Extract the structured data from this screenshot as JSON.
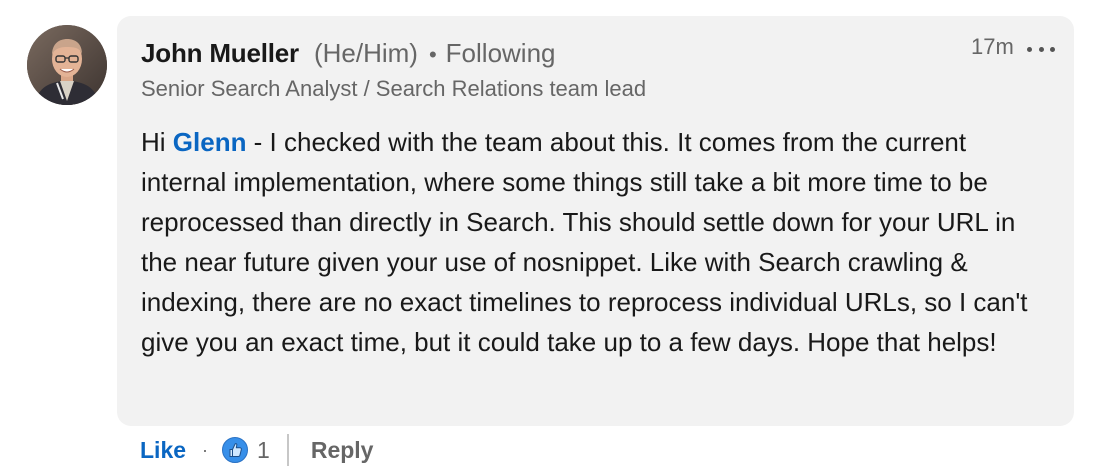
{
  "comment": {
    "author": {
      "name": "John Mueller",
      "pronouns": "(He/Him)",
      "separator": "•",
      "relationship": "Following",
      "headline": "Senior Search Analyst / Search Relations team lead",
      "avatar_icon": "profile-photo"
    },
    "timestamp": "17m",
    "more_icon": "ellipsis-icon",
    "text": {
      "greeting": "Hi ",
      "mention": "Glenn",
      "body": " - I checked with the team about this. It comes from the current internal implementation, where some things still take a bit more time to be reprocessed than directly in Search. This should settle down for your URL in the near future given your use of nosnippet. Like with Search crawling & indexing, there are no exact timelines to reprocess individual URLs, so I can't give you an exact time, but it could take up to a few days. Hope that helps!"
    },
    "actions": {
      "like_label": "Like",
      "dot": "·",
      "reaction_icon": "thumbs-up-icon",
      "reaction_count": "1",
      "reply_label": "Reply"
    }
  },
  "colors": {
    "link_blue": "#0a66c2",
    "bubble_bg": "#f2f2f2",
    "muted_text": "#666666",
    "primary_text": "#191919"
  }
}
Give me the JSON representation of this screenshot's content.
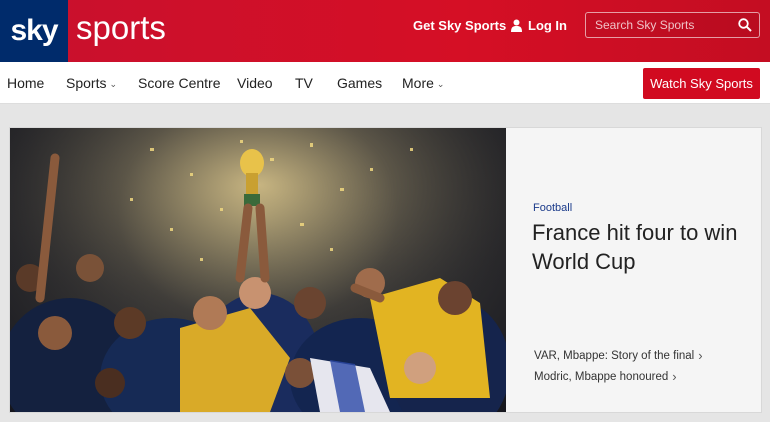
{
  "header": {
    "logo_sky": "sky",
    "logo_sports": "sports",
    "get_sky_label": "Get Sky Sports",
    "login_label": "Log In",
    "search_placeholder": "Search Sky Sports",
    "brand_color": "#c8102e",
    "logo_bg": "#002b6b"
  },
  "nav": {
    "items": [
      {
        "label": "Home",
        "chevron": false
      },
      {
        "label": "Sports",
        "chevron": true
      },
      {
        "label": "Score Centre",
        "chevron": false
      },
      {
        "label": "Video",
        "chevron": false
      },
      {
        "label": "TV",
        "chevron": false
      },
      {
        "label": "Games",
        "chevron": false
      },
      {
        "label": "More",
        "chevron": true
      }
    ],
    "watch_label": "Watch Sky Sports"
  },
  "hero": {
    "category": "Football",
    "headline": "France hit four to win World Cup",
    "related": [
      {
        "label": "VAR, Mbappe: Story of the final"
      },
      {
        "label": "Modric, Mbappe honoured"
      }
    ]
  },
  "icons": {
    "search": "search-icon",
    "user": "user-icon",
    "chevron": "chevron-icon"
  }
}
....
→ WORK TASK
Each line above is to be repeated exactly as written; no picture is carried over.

→ PROBLEM SOLUTION
Extract the structured data from this screenshot as JSON.
{
  "comment": {
    "author": {
      "name": "John Mueller",
      "pronouns": "(He/Him)",
      "separator": "•",
      "relationship": "Following",
      "headline": "Senior Search Analyst / Search Relations team lead",
      "avatar_icon": "profile-photo"
    },
    "timestamp": "17m",
    "more_icon": "ellipsis-icon",
    "text": {
      "greeting": "Hi ",
      "mention": "Glenn",
      "body": " - I checked with the team about this. It comes from the current internal implementation, where some things still take a bit more time to be reprocessed than directly in Search. This should settle down for your URL in the near future given your use of nosnippet. Like with Search crawling & indexing, there are no exact timelines to reprocess individual URLs, so I can't give you an exact time, but it could take up to a few days. Hope that helps!"
    },
    "actions": {
      "like_label": "Like",
      "dot": "·",
      "reaction_icon": "thumbs-up-icon",
      "reaction_count": "1",
      "reply_label": "Reply"
    }
  },
  "colors": {
    "link_blue": "#0a66c2",
    "bubble_bg": "#f2f2f2",
    "muted_text": "#666666",
    "primary_text": "#191919"
  }
}
Give me the JSON representation of this screenshot's content.
{
  "header": {
    "logo_sky": "sky",
    "logo_sports": "sports",
    "get_sky_label": "Get Sky Sports",
    "login_label": "Log In",
    "search_placeholder": "Search Sky Sports",
    "brand_color": "#c8102e",
    "logo_bg": "#002b6b"
  },
  "nav": {
    "items": [
      {
        "label": "Home",
        "chevron": false
      },
      {
        "label": "Sports",
        "chevron": true
      },
      {
        "label": "Score Centre",
        "chevron": false
      },
      {
        "label": "Video",
        "chevron": false
      },
      {
        "label": "TV",
        "chevron": false
      },
      {
        "label": "Games",
        "chevron": false
      },
      {
        "label": "More",
        "chevron": true
      }
    ],
    "watch_label": "Watch Sky Sports"
  },
  "hero": {
    "category": "Football",
    "headline": "France hit four to win World Cup",
    "related": [
      {
        "label": "VAR, Mbappe: Story of the final"
      },
      {
        "label": "Modric, Mbappe honoured"
      }
    ]
  },
  "icons": {
    "search": "search-icon",
    "user": "user-icon",
    "chevron": "chevron-icon"
  }
}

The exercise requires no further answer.